ASSIGNED TASK → Each line containing the string "dose" should be copied out of the entries.

[Stored dataset items]
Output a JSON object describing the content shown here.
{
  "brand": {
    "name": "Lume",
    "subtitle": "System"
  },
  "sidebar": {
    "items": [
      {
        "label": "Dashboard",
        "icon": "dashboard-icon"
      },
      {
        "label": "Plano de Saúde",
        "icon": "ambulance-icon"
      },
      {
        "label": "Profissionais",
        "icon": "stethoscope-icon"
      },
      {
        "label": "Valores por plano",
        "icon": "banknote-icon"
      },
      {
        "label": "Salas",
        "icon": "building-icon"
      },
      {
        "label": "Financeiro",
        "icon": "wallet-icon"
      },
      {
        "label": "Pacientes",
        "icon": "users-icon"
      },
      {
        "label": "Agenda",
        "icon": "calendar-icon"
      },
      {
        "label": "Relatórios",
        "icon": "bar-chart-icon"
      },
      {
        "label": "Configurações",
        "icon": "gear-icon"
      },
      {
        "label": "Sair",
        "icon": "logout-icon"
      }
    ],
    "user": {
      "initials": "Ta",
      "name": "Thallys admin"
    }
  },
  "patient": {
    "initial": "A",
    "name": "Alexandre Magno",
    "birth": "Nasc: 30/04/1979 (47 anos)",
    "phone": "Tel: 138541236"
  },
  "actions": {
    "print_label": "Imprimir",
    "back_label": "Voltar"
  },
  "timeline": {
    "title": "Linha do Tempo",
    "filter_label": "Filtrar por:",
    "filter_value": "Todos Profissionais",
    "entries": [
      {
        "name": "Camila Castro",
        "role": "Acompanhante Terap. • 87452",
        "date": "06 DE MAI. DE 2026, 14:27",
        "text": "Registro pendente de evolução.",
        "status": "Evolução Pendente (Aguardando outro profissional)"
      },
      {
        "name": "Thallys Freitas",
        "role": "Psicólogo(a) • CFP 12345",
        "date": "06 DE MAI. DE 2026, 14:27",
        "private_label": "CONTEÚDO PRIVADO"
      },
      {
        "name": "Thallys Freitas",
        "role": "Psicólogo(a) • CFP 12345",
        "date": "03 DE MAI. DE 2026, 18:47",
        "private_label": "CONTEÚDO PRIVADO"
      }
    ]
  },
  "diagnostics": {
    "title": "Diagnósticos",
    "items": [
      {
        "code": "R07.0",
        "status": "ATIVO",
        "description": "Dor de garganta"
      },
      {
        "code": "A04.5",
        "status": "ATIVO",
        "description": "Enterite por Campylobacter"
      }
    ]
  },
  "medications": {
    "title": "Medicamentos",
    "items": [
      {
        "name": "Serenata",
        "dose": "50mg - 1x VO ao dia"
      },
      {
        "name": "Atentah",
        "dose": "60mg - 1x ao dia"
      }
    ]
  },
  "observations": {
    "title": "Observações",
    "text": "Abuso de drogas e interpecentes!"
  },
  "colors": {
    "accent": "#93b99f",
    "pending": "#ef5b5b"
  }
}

EXERCISE RESPONSE →
        "dose": "50mg - 1x VO ao dia"
        "dose": "60mg - 1x ao dia"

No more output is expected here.